Student programmers create applications in 24-hour competition
THE SANTA CLARA
May 7, 2015
Santa Clara’s second annual BroncoHack took place this past weekend. The event challenged teams of students to design innovative solutions to problems such as protecting student privacy online and simplifying ticketing for public transportation.
The event, which was organized by Santa Clara’s OMIS Student Network, began at 3 p.m. on Saturday and concluded 24 hours later. The 180 participants hailed from universities all over California, including San Jose State University; University of California, Davis; University of Southern California and University of California, Los Angeles.
The hackathon’s theme of social justice required each project team to develop their application or service for the purpose of contributing to the solution of a social problem. Lilly Wilhelms, the President of the OMIS Student Network and lead organizer of BroncoHack, said this is a welcome departure from typical hackathons.
“Sometimes it feels like hackathons propagate the idea that you’re only responsible for your technology until the day someone pays you for it,” said Wilhelms. “We want people to realize that their technology can impact the social world around us, and that technology is the driving factor that pushes us forward, while social injustices truly hold us back.”
After the 24-hour competition phase concluded, judges selected the top 10 projects. The group behind each project prepared a short presentation to explain it to the attendees. Then the judges chose a winner and two finalists.
The winning project, dubbed “Privasee,” is a suite of applications that prevents the leakage of sensitive and personally identifiable information of kids from school networks. All three of the top groups were comprised of Santa Clara students.
Other projects sought to create high hidden returns on investment on debt, locate local philanthropy events and optimize the ticketing system on public transportation.
Sophomore Jack Kingsman was the web and back-end developer on SeetiTel, a project that aimed to construct a secure information-sharing platform for developing nations. He says he and his team of sophomores Alex Choulos and Manny Amirtharaj were inspired by the concept that the free distribution of information contributes to the betterment of the human condition.
“Leaking and information sharing in a lot of developing nations is really lacking, and a lot of oppressive situations exist simply because people don’t know about them,” Kingsman said. “I hope … that this project, which is open source and uses a very permissive license, can be a jumping off point for other people to develop on top of it.”

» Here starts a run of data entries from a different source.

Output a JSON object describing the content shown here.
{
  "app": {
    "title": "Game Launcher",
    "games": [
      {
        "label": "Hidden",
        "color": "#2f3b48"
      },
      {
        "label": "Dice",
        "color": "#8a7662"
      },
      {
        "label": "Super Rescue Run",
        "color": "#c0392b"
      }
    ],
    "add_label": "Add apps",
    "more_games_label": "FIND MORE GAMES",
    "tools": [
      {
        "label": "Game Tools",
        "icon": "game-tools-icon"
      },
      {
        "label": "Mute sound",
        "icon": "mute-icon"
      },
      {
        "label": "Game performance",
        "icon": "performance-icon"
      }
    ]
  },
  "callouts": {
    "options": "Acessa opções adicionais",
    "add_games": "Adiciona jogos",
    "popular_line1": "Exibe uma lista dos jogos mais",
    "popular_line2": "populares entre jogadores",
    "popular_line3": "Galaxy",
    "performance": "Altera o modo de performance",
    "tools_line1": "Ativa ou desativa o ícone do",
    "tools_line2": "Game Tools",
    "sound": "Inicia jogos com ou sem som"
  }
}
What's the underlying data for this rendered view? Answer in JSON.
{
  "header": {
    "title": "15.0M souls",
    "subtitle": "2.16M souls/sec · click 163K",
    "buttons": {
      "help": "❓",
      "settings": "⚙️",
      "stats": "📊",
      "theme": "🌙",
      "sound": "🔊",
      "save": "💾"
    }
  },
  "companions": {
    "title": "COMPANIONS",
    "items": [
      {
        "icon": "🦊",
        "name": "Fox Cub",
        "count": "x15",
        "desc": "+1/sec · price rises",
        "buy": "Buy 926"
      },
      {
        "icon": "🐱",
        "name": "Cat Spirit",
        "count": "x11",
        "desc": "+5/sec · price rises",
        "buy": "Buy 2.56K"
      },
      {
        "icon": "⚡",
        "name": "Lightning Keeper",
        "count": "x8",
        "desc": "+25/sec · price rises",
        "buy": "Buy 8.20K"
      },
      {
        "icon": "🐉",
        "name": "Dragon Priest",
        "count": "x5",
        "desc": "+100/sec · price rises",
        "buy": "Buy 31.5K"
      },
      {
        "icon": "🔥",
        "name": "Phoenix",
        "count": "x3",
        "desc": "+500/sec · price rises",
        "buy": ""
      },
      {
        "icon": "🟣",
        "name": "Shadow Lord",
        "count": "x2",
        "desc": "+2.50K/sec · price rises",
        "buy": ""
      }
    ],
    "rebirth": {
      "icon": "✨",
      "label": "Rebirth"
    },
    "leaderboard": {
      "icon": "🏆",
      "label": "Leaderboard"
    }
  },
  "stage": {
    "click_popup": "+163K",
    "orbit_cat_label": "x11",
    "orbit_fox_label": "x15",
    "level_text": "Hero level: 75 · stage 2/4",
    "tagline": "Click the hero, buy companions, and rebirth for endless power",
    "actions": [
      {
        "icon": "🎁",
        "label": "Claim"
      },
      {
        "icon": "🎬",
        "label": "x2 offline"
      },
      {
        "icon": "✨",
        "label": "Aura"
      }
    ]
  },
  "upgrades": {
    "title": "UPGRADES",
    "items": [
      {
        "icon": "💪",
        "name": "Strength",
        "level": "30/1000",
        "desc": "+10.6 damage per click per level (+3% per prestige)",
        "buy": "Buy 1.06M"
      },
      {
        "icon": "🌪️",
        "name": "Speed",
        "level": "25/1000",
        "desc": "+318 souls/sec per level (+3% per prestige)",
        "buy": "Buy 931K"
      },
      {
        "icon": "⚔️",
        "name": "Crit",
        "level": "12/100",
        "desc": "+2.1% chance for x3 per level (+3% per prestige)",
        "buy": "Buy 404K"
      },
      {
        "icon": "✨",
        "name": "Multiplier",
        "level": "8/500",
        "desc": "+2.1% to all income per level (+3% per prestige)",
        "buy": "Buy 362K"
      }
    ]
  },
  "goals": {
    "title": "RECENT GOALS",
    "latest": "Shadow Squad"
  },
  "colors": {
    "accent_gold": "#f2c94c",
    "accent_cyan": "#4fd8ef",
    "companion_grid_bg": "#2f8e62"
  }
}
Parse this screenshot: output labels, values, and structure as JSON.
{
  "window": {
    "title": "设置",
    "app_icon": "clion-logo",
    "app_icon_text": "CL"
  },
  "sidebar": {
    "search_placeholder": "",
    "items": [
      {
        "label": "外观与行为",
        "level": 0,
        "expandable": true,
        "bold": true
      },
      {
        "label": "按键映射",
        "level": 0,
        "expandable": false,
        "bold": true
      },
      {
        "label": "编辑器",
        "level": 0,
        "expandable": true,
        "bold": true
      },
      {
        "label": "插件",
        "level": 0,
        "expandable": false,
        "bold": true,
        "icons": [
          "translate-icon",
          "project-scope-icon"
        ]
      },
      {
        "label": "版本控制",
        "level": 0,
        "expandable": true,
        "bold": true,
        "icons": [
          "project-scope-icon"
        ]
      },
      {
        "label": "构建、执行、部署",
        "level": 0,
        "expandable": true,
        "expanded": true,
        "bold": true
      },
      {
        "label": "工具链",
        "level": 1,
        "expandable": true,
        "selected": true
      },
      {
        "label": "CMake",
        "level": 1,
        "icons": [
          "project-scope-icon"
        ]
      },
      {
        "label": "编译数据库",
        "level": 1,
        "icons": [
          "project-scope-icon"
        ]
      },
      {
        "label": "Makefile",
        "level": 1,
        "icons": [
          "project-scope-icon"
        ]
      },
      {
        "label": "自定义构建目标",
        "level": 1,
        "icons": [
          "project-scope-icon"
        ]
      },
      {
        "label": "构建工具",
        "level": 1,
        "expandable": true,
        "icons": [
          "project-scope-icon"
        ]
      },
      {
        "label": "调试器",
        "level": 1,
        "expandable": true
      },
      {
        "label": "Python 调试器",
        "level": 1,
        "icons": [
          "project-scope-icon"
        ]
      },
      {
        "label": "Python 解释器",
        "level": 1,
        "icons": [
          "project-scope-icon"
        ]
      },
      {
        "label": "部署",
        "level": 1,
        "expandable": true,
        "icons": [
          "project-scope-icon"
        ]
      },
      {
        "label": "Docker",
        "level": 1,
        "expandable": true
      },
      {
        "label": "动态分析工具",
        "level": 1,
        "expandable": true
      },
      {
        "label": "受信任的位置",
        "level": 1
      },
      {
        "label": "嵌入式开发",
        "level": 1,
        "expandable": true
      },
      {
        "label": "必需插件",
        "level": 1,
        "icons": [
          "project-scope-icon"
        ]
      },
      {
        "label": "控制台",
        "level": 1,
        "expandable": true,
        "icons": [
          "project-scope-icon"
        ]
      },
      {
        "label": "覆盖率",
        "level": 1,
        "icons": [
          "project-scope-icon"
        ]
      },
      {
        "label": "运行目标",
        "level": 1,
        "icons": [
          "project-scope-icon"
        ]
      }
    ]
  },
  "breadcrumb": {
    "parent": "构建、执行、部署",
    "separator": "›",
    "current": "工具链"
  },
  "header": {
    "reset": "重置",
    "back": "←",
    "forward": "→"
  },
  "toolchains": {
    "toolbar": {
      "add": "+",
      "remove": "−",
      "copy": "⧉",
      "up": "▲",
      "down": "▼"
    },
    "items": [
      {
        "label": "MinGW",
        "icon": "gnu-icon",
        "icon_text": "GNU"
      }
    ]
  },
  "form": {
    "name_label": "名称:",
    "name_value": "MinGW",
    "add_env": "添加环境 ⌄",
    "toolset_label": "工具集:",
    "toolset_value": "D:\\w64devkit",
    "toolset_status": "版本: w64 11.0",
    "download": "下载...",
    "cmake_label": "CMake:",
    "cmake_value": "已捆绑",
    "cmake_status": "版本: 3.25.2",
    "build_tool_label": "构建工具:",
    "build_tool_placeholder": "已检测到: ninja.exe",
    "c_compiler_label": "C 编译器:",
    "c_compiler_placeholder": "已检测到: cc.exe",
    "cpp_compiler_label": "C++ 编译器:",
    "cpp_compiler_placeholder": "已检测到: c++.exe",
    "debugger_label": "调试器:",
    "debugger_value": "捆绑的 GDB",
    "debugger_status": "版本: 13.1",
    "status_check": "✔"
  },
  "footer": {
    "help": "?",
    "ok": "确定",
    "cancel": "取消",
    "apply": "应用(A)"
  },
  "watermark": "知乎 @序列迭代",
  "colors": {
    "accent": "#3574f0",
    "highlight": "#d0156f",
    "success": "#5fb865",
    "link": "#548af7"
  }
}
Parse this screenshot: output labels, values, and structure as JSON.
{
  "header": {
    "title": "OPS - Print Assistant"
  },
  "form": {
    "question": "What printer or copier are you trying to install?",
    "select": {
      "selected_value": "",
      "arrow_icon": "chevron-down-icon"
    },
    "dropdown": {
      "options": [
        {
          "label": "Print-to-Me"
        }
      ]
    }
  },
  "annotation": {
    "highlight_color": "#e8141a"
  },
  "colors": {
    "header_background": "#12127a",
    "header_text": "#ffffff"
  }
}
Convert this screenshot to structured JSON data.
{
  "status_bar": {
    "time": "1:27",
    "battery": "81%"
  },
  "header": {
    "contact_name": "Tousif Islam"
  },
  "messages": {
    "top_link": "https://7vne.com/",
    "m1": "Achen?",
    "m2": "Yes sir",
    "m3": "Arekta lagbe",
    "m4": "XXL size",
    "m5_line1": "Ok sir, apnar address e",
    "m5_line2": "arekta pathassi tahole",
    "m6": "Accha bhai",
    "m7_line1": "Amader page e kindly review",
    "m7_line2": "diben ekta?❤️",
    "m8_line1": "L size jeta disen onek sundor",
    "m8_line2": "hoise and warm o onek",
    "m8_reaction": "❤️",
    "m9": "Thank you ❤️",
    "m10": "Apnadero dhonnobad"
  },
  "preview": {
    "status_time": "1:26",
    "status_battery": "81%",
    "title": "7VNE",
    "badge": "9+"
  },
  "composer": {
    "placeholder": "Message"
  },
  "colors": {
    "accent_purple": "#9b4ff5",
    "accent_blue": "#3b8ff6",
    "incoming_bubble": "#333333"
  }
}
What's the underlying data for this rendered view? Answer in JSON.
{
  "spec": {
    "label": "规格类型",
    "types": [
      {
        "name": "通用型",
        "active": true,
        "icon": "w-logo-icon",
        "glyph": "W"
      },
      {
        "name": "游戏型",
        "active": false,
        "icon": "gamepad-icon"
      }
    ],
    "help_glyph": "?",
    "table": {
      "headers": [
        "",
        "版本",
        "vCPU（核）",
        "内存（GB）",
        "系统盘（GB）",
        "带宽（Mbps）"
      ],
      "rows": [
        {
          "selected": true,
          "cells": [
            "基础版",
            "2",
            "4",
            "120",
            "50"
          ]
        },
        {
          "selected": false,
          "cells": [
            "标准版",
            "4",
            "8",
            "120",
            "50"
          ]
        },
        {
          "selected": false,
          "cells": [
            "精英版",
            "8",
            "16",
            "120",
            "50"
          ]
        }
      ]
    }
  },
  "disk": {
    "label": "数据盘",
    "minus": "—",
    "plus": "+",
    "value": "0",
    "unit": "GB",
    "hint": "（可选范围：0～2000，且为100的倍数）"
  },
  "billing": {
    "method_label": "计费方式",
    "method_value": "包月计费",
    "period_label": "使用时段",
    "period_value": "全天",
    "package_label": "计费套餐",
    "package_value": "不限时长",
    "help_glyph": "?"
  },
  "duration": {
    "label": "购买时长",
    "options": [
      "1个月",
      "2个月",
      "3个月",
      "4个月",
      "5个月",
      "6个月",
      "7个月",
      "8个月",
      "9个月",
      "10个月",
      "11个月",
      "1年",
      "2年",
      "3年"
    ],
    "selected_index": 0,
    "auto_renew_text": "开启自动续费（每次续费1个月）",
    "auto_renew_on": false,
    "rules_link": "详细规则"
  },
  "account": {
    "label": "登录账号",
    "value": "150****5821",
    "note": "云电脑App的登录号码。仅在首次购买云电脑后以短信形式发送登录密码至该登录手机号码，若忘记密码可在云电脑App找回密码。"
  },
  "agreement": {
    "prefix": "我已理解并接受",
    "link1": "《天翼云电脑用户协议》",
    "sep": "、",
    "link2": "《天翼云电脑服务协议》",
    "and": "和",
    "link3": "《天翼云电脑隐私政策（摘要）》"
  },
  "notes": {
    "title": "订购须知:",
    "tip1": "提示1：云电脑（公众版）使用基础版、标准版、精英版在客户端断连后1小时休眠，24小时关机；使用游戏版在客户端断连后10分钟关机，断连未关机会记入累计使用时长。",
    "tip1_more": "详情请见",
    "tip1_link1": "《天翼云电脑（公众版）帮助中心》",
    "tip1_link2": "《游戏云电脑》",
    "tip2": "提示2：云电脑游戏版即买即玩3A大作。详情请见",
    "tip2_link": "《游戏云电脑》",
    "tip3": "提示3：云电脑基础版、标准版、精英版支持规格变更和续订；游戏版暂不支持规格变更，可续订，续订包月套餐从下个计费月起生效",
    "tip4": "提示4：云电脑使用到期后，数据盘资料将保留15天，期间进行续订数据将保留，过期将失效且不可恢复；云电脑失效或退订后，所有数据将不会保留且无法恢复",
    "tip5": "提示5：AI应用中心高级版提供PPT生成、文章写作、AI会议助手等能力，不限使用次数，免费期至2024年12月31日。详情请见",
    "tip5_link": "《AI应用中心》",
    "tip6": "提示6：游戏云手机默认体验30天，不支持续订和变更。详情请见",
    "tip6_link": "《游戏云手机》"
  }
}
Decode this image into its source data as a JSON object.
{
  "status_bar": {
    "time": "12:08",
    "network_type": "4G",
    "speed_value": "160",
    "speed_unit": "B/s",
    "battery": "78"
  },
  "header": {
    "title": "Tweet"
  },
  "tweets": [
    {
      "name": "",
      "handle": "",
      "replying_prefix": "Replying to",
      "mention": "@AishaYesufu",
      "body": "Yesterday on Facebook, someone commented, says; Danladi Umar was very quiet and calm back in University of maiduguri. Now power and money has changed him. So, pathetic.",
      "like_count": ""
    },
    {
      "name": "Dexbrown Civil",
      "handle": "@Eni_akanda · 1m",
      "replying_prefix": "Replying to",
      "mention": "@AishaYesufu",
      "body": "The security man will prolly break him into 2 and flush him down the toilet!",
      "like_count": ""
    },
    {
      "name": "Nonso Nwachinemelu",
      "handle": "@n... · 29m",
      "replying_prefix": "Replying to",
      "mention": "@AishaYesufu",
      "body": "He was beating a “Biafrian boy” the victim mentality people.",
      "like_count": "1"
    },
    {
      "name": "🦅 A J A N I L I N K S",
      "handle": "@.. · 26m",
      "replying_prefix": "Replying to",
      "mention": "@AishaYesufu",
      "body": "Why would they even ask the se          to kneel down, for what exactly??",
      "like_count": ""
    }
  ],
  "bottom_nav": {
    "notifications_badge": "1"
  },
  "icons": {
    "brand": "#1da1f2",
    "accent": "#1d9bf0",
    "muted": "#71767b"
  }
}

Ryan Rishi and Cole Calhoun, both juniors, created a ticketing application after having poor experiences with public transit in the Bay Area and while studying abroad.
The app consolidates ticketing services from each of the 16 Bay Area transportation agencies.
“I had a great time. I really enjoyed myself and I’m pretty sure everyone else did, too,” Calhoun said. “It’s a reality check to step outside of Santa Clara University and see what everybody else can do.”
Kingsman also said he enjoyed being able to interface with students hailing from different universities during the 24-hour hackathon, which was open to high school, undergraduate and graduate students.
“It was really exciting to be able to work with fellow students and kick ideas back and forth in a fun but also fast-paced environment, where we were just hammering out code as fast as we could,” said Kingsman. “Everybody in general did a fantastic job.”
Contact Collin Baker at email@example.com or call (408) 554-4852.